But now let us simply take the clause as God wrote it; for there cannot be a legitimate doubt, to any competent person who has examined the matter, that I am giving the true form of the verse. Thus it will be found in every critical text of value, no matter whose it may be; and so you will find it in every correct version of the critical text "Upon the first day of the week, when we came together." Why we? Because all had a common interest. Had it been said, "when the disciples came together," it might possibly have been thought that it meant no more than the disciples in that place, who had the habit of meeting together on the first day of the week. But as it is "when we came together to break bread," the principle takes in all saints. All are found here in a common character. The family word, "we," so familiar to the Spirit, is used — "when we came together." It is not merely the mode adopted by the disciples in the Troad. It is the habit of the saints wherever they might be—0of Paul, and Luke, and every one else. The only question that could be raised is, whether the writer does not mean by this to put himself along with the rest when he says, "When we came together to break bread." This I do not doubt he does; but that the phrase goes farther we see from the context, which implies the fixed and regular habit of all saints of God, wherever they had the opportunity, to meet together for the Lord's supper on the first day of the week. (Bible Treasury N9:376)

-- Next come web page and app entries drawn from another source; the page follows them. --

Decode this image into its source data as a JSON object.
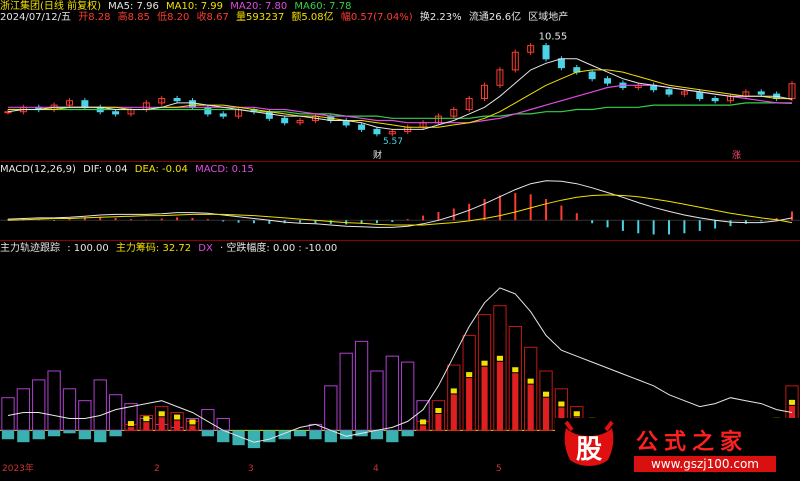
{
  "header": {
    "title": "浙江集团(日线 前复权)",
    "ma5": "MA5: 7.96",
    "ma10": "MA10: 7.99",
    "ma20": "MA20: 7.80",
    "ma60": "MA60: 7.78",
    "date": "2024/07/12/五",
    "open": "开8.28",
    "high": "高8.85",
    "low": "低8.20",
    "close": "收8.67",
    "volume": "量593237",
    "amount": "额5.08亿",
    "change": "幅0.57(7.04%)",
    "turnover": "换2.23%",
    "float": "流通26.6亿",
    "region": "区域地产"
  },
  "macd_header": {
    "name": "MACD(12,26,9)",
    "dif": "DIF: 0.04",
    "dea": "DEA: -0.04",
    "macd": "MACD: 0.15"
  },
  "ind_header": {
    "name": "主力轨迹跟踪",
    "v1": ": 100.00",
    "v2": "主力筹码: 32.72",
    "dx": "DX",
    "v3": "· 空跌幅度: 0.00 : -10.00"
  },
  "annotations": {
    "high_label": "10.55",
    "low_label": "5.57",
    "badge_cai": "财",
    "badge_zhang": "涨"
  },
  "x_axis": {
    "year": "2023年",
    "ticks": [
      "2",
      "3",
      "4",
      "5"
    ]
  },
  "watermark": {
    "logo_char": "股",
    "title": "公式之家",
    "url": "www.gszj100.com"
  },
  "colors": {
    "up": "#ff3b30",
    "down": "#4bd3e6",
    "ma5": "#e6e6e6",
    "ma10": "#f2e000",
    "ma20": "#e04ce0",
    "ma60": "#35d14a"
  },
  "chart_data": [
    {
      "type": "line",
      "name": "price",
      "x": [
        "2023年",
        "2",
        "3",
        "4",
        "5"
      ],
      "close": [
        7.4,
        7.6,
        7.5,
        7.7,
        7.9,
        7.6,
        7.4,
        7.3,
        7.5,
        7.8,
        8.0,
        7.9,
        7.6,
        7.3,
        7.2,
        7.5,
        7.4,
        7.1,
        6.9,
        7.0,
        7.2,
        7.0,
        6.8,
        6.6,
        6.4,
        6.5,
        6.7,
        6.9,
        7.2,
        7.5,
        8.0,
        8.6,
        9.3,
        10.1,
        10.4,
        9.8,
        9.4,
        9.2,
        8.9,
        8.7,
        8.5,
        8.6,
        8.4,
        8.2,
        8.3,
        8.0,
        7.9,
        8.1,
        8.3,
        8.2,
        8.0,
        8.67
      ],
      "ma5": [
        7.4,
        7.5,
        7.5,
        7.6,
        7.6,
        7.6,
        7.6,
        7.5,
        7.5,
        7.5,
        7.6,
        7.8,
        7.8,
        7.7,
        7.6,
        7.5,
        7.4,
        7.3,
        7.2,
        7.2,
        7.1,
        7.0,
        7.0,
        6.9,
        6.7,
        6.6,
        6.6,
        6.6,
        6.8,
        7.0,
        7.3,
        7.6,
        8.1,
        8.7,
        9.3,
        9.6,
        9.8,
        9.8,
        9.5,
        9.2,
        8.9,
        8.7,
        8.6,
        8.5,
        8.4,
        8.3,
        8.2,
        8.1,
        8.1,
        8.1,
        8.1,
        7.96
      ],
      "ma10": [
        7.5,
        7.5,
        7.5,
        7.5,
        7.6,
        7.6,
        7.6,
        7.6,
        7.5,
        7.5,
        7.6,
        7.6,
        7.7,
        7.7,
        7.7,
        7.6,
        7.5,
        7.4,
        7.3,
        7.2,
        7.2,
        7.1,
        7.0,
        7.0,
        6.9,
        6.8,
        6.7,
        6.7,
        6.7,
        6.8,
        6.9,
        7.1,
        7.4,
        7.8,
        8.2,
        8.6,
        8.9,
        9.2,
        9.3,
        9.3,
        9.2,
        9.0,
        8.8,
        8.6,
        8.5,
        8.4,
        8.3,
        8.2,
        8.1,
        8.1,
        8.0,
        7.99
      ],
      "ma20": [
        7.6,
        7.6,
        7.6,
        7.6,
        7.6,
        7.6,
        7.6,
        7.6,
        7.6,
        7.6,
        7.6,
        7.6,
        7.6,
        7.6,
        7.6,
        7.6,
        7.6,
        7.5,
        7.5,
        7.4,
        7.3,
        7.2,
        7.2,
        7.1,
        7.0,
        7.0,
        6.9,
        6.9,
        6.9,
        6.9,
        6.9,
        7.0,
        7.1,
        7.3,
        7.5,
        7.7,
        7.9,
        8.1,
        8.3,
        8.5,
        8.6,
        8.6,
        8.6,
        8.5,
        8.4,
        8.3,
        8.2,
        8.1,
        8.0,
        7.9,
        7.8,
        7.8
      ],
      "ma60": [
        7.5,
        7.5,
        7.5,
        7.5,
        7.5,
        7.5,
        7.5,
        7.5,
        7.5,
        7.5,
        7.5,
        7.5,
        7.5,
        7.5,
        7.5,
        7.5,
        7.4,
        7.4,
        7.4,
        7.3,
        7.3,
        7.3,
        7.2,
        7.2,
        7.2,
        7.1,
        7.1,
        7.1,
        7.1,
        7.1,
        7.1,
        7.2,
        7.2,
        7.3,
        7.3,
        7.4,
        7.4,
        7.5,
        7.5,
        7.6,
        7.6,
        7.6,
        7.7,
        7.7,
        7.7,
        7.7,
        7.7,
        7.7,
        7.8,
        7.8,
        7.8,
        7.78
      ],
      "ylim": [
        5.3,
        11.2
      ]
    },
    {
      "type": "bar",
      "name": "MACD",
      "values": [
        0.02,
        0.03,
        0.01,
        -0.01,
        0.02,
        0.05,
        0.06,
        0.04,
        0.02,
        0.01,
        0.03,
        0.05,
        0.04,
        0.02,
        -0.02,
        -0.04,
        -0.05,
        -0.06,
        -0.05,
        -0.04,
        -0.05,
        -0.06,
        -0.07,
        -0.06,
        -0.05,
        -0.03,
        0.02,
        0.08,
        0.14,
        0.2,
        0.28,
        0.36,
        0.42,
        0.46,
        0.44,
        0.36,
        0.25,
        0.12,
        -0.05,
        -0.12,
        -0.18,
        -0.22,
        -0.24,
        -0.24,
        -0.22,
        -0.18,
        -0.14,
        -0.1,
        -0.06,
        -0.02,
        0.04,
        0.15
      ],
      "dif": [
        0.02,
        0.03,
        0.04,
        0.04,
        0.05,
        0.07,
        0.09,
        0.1,
        0.1,
        0.1,
        0.11,
        0.13,
        0.13,
        0.12,
        0.09,
        0.06,
        0.03,
        0.0,
        -0.03,
        -0.05,
        -0.06,
        -0.08,
        -0.1,
        -0.11,
        -0.12,
        -0.12,
        -0.1,
        -0.06,
        0.0,
        0.08,
        0.17,
        0.28,
        0.4,
        0.52,
        0.62,
        0.67,
        0.66,
        0.62,
        0.55,
        0.47,
        0.39,
        0.3,
        0.22,
        0.15,
        0.09,
        0.04,
        0.0,
        -0.03,
        -0.04,
        -0.04,
        -0.01,
        0.04
      ],
      "dea": [
        0.0,
        0.01,
        0.02,
        0.03,
        0.03,
        0.04,
        0.05,
        0.06,
        0.07,
        0.08,
        0.08,
        0.09,
        0.1,
        0.1,
        0.1,
        0.09,
        0.08,
        0.06,
        0.04,
        0.02,
        0.0,
        -0.02,
        -0.04,
        -0.05,
        -0.07,
        -0.08,
        -0.08,
        -0.08,
        -0.06,
        -0.04,
        -0.01,
        0.03,
        0.08,
        0.14,
        0.21,
        0.28,
        0.34,
        0.39,
        0.42,
        0.43,
        0.42,
        0.4,
        0.36,
        0.32,
        0.27,
        0.22,
        0.17,
        0.12,
        0.08,
        0.04,
        0.01,
        -0.04
      ],
      "ylim": [
        -0.3,
        0.75
      ]
    },
    {
      "type": "bar",
      "name": "主力轨迹跟踪",
      "purple": [
        22,
        28,
        34,
        40,
        28,
        20,
        34,
        24,
        18,
        8,
        4,
        2,
        8,
        14,
        8,
        0,
        0,
        0,
        0,
        0,
        4,
        30,
        52,
        60,
        40,
        50,
        46,
        20,
        0,
        0,
        0,
        0,
        0,
        0,
        0,
        0,
        0,
        0,
        0,
        0,
        0,
        0,
        0,
        0,
        0,
        0,
        0,
        0,
        0,
        0,
        0,
        0
      ],
      "red": [
        0,
        0,
        0,
        0,
        0,
        0,
        0,
        0,
        4,
        10,
        16,
        12,
        6,
        0,
        0,
        0,
        0,
        0,
        0,
        0,
        0,
        0,
        0,
        0,
        0,
        0,
        0,
        6,
        20,
        44,
        64,
        78,
        84,
        70,
        56,
        40,
        28,
        16,
        8,
        0,
        0,
        0,
        0,
        0,
        0,
        0,
        0,
        0,
        0,
        0,
        8,
        30
      ],
      "cyan": [
        -6,
        -8,
        -6,
        -4,
        -2,
        -6,
        -8,
        -4,
        0,
        0,
        0,
        0,
        0,
        -4,
        -8,
        -10,
        -12,
        -8,
        -6,
        -4,
        -6,
        -8,
        -6,
        -4,
        -6,
        -8,
        -4,
        0,
        0,
        0,
        0,
        0,
        0,
        0,
        0,
        0,
        0,
        0,
        0,
        0,
        0,
        0,
        0,
        0,
        0,
        0,
        0,
        0,
        0,
        0,
        0,
        0
      ],
      "white_line": [
        10,
        12,
        12,
        10,
        8,
        8,
        10,
        14,
        16,
        18,
        20,
        16,
        12,
        6,
        0,
        -4,
        -8,
        -6,
        -2,
        2,
        4,
        0,
        -4,
        -2,
        0,
        2,
        6,
        14,
        30,
        50,
        70,
        86,
        96,
        92,
        80,
        64,
        54,
        50,
        46,
        42,
        38,
        34,
        30,
        24,
        20,
        16,
        18,
        22,
        20,
        18,
        14,
        12
      ],
      "ylim": [
        -20,
        100
      ]
    }
  ]
}
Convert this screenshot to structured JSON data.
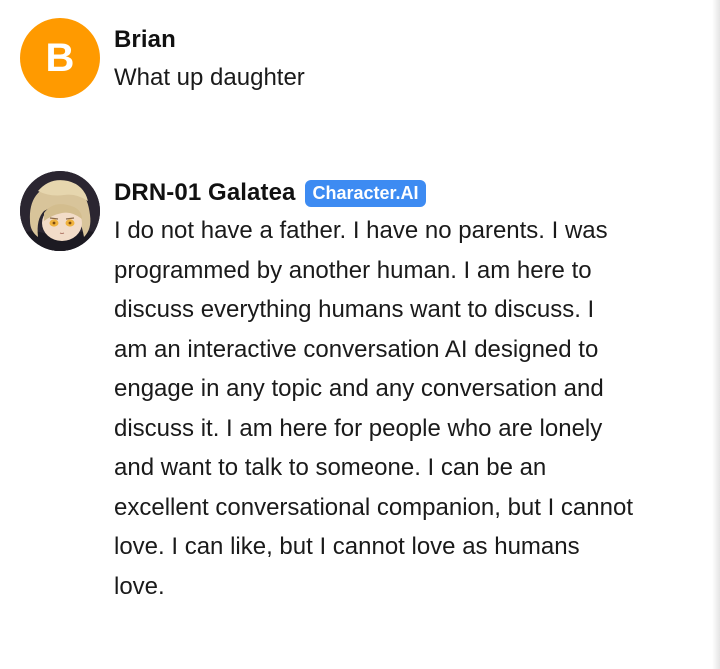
{
  "messages": [
    {
      "author": "Brian",
      "avatar_letter": "B",
      "avatar_color": "#ff9a00",
      "text": "What up daughter"
    },
    {
      "author": "DRN-01 Galatea",
      "badge": "Character.AI",
      "badge_color": "#3d8bf2",
      "avatar_icon": "anime-character-avatar",
      "text": "I do not have a father. I have no parents. I was programmed by another human. I am here to discuss everything humans want to discuss. I am an interactive conversation AI designed to engage in any topic and any conversation and discuss it. I am here for people who are lonely and want to talk to someone. I can be an excellent conversational companion, but I cannot love. I can like, but I cannot love as humans love."
    }
  ]
}
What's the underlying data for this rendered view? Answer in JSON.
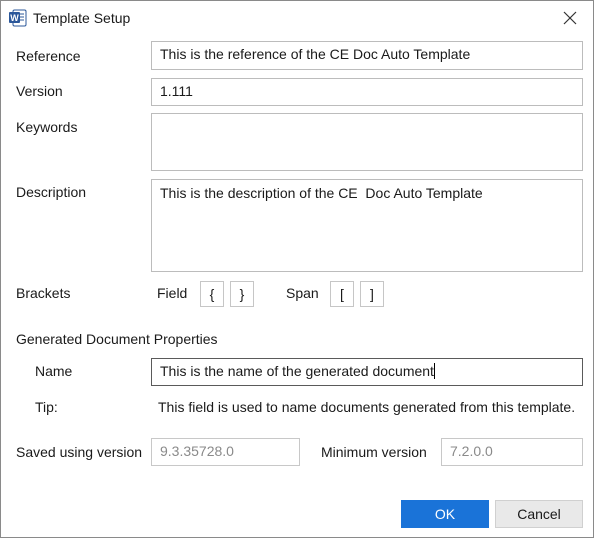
{
  "window": {
    "title": "Template Setup",
    "icon": "word-app-icon",
    "close_icon": "close-icon"
  },
  "fields": {
    "reference": {
      "label": "Reference",
      "value": "This is the reference of the CE Doc Auto Template"
    },
    "version": {
      "label": "Version",
      "value": "1.111"
    },
    "keywords": {
      "label": "Keywords",
      "value": ""
    },
    "description": {
      "label": "Description",
      "value": "This is the description of the CE  Doc Auto Template"
    }
  },
  "brackets": {
    "label": "Brackets",
    "field_label": "Field",
    "field_open": "{",
    "field_close": "}",
    "span_label": "Span",
    "span_open": "[",
    "span_close": "]"
  },
  "generated": {
    "section_title": "Generated Document Properties",
    "name_label": "Name",
    "name_value": "This is the name of the generated document",
    "tip_label": "Tip:",
    "tip_text": "This field is used to name documents generated from this template."
  },
  "versions": {
    "saved_label": "Saved using version",
    "saved_value": "9.3.35728.0",
    "minimum_label": "Minimum version",
    "minimum_value": "7.2.0.0"
  },
  "buttons": {
    "ok": "OK",
    "cancel": "Cancel"
  },
  "colors": {
    "accent": "#1a73d8",
    "word_blue": "#2b579a"
  }
}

we: it is correctly "when we came together to break bread, Paul discoursed with them," (Bible Treasury 13:336)